Ali Mushaima finally halts his hunger strike on day 44.
At 3 pm on Thursday 13 September 2018 Ali Mushaima held a press conference in front of his makeshift bed on the pavement outside Bahrain's embassy in London. He spoke to several overseas TV and media outlets, telling them that while he was going to continue his solidarity protest for his father, a political prisoner in Bahrain, with a liquid only diet, he was halting his hunger strike, which had already gone beyond a critical point, having lasted 44 days. His doctor, family and friends had been deeply concerned about the catastrophic consequences if he continued, as his weight had fallen by over 16kg ( over 20 per cent of his original body weight ).

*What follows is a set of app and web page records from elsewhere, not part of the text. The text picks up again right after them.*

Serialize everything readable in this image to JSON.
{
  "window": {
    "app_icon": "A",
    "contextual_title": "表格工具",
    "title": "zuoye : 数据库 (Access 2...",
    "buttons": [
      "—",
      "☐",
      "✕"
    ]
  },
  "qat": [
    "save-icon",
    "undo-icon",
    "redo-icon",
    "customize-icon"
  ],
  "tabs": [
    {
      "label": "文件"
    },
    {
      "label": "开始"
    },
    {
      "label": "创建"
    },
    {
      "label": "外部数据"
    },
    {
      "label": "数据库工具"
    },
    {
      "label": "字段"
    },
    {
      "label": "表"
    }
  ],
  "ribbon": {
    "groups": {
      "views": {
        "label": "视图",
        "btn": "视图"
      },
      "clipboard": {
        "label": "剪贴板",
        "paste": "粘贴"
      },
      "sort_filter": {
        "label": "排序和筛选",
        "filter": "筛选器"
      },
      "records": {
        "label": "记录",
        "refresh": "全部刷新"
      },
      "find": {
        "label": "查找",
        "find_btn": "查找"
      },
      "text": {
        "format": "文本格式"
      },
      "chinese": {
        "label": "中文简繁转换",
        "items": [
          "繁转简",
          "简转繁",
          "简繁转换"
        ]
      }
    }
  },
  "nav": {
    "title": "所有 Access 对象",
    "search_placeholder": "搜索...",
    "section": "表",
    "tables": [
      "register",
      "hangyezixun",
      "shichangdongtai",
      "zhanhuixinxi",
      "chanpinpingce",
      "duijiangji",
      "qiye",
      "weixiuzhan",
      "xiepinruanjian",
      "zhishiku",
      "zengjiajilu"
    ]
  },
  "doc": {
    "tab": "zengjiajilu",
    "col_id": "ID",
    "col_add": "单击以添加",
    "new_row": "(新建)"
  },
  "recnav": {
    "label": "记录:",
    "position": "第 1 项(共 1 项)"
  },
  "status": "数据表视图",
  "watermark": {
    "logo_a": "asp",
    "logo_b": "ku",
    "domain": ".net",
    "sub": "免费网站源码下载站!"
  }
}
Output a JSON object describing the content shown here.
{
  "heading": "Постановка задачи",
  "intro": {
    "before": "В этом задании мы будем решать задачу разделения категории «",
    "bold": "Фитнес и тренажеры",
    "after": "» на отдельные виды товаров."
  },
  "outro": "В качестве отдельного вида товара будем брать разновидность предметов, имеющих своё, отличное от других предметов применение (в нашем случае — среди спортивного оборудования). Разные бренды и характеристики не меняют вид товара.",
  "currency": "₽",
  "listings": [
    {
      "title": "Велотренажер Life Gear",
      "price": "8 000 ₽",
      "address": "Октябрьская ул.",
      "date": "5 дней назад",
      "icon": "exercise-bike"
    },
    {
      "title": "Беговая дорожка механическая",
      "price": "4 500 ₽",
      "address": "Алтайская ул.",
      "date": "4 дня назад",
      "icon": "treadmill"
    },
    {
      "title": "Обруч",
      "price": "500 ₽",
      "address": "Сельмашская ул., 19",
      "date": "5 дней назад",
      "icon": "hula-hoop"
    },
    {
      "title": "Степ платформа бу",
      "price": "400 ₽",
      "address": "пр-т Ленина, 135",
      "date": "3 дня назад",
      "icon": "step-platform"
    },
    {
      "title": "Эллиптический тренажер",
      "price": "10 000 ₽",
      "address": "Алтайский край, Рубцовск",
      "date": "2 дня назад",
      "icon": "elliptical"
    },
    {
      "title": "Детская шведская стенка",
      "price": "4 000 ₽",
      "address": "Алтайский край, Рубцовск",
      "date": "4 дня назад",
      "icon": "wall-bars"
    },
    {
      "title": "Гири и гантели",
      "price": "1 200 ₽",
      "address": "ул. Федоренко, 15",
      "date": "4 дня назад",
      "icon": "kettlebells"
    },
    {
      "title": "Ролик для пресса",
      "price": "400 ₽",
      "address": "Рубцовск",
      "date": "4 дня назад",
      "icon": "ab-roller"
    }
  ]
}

The well known Bahraini activist Zainab al-Khawaja (who can been seen in the background) had also joined his hunger strike for the last nine days and has been with him every day since then, in a show of solidarity. She had traveled over from Denmark. Before she left Bahrain, she had been arrested and imprisoned many times by the authorities, and had attended protests on crutches after police deliberately fired a rubber bullet through one of her legs.
Ali Mushaima is still determined to continue his campaign to save his 70 year old father, Hassan Mushaima, a political prisoner detained in dire conditions by the Bahraini dictatorship since 2011, and denied access to books, family visits and urgently needed medical care.
When I talked with him ten days earlier he still retained his irrepressible good spirits, even while sitting in the rain on his makeshift pavement bed in front of London's Bahrain embassy. It was heartbreaking and yet in some way still inspiring to see a young Bahraini man determined to risk his own life to save his father, despite his obvious devotion to his wife and four month old daughter Zahra. They visit him every day.
Ali's supporters have said that everyone is not just welcome, but also encouraged to visit Ali Mushaima ( twitter @AMushaima ). Bahrain claims that it is his father who has refused to attend medical appointments, but even its official statements admit that they refused to take him for scancer scans because he would not wear shackles on his legs. The British government has done nothing because the regime uses its oil wealth to buy our silence.
When, a couple of weeks ago, Ali informed me that a hunger strike in solidarity with him to save his father had now started in a Bahrain prison, I agreed it was good news but I then asked "But doesn't that increase the pressure on you ?" and he responded politely but firmly, explaining that "some things are so important they are worth any sacrifice." Two days earlier he told journalists, with defiance and self confidence, that "my empty stomach is stronger than their (Bahrain's) weak and cowardly regime."
Prior to his hunger strike he was fit and in good health and even in recent days I've seen him chatting with visitors, sometimes joking and at other times talking passionately about the human rights situation in Bahrain and the Gulf. However, the dark patches under his eyes betray the true difficulty he is facing, as he continues his hunger strike on the pavement opposite Bahrain's embassy.
Ali sleeps on a makeshift bed on the pavement and has to make a long walk to Victoria Station every time he needs to use a toilet or take a wash. He is only asking the Bahrain authorities to provide his Dad with urgent medical treatment, a few books and to allow family visits which have been blocked since February 2017.
About two weeks ago I happened to be with Ali when an angry Bahraini man approached him, accusing him and his father of wanting to "overthrow the government." Ali asked the man if he would like a seat, unfolding a portable chair for him. The man sat down reluctantly and Ali first explained that his father had only been asking for freedom of speech, but that his hunger strike wasn't even about that nor was it in support of any justifiable demand for more democracy.
Rather, he was on hunger strike merely to obtain for his father the most basic of human rights, to which even the worst criminal should be allowed - the right of occasional family visits, proper medical care and books. The visitor's voice gradually quietened as he asked more questions, and after 30 minutes he finally left, promising that he would do what he could to help. Even such an initially ardent supporter of Bahrain's authoritarian regime could see that its treatment of Ali's elderly father was a complete violation of the man's most basic rights.
However, the only notable response from the Bahraini Embassy has been several litres of a foamy liquid, poured on to Ali as he lay sleeping on the pavement.
How you can help.
1) You can read up more about Ali's hunger strike and the situation in Bahrain at
2) Sign Ali Mushaima's petition to save his father at www.change.org/p/ali-mushaima-is-on-hunger-strike-to-save...
3) Write to your MP, the Foreign Office or the Bahrain Embassy at 90. Belgrave Square.
4) Show your solidarity by visiting Ali Mushaima on the pavement in front of London's Bahrain embassy at 30 Belgrave Square.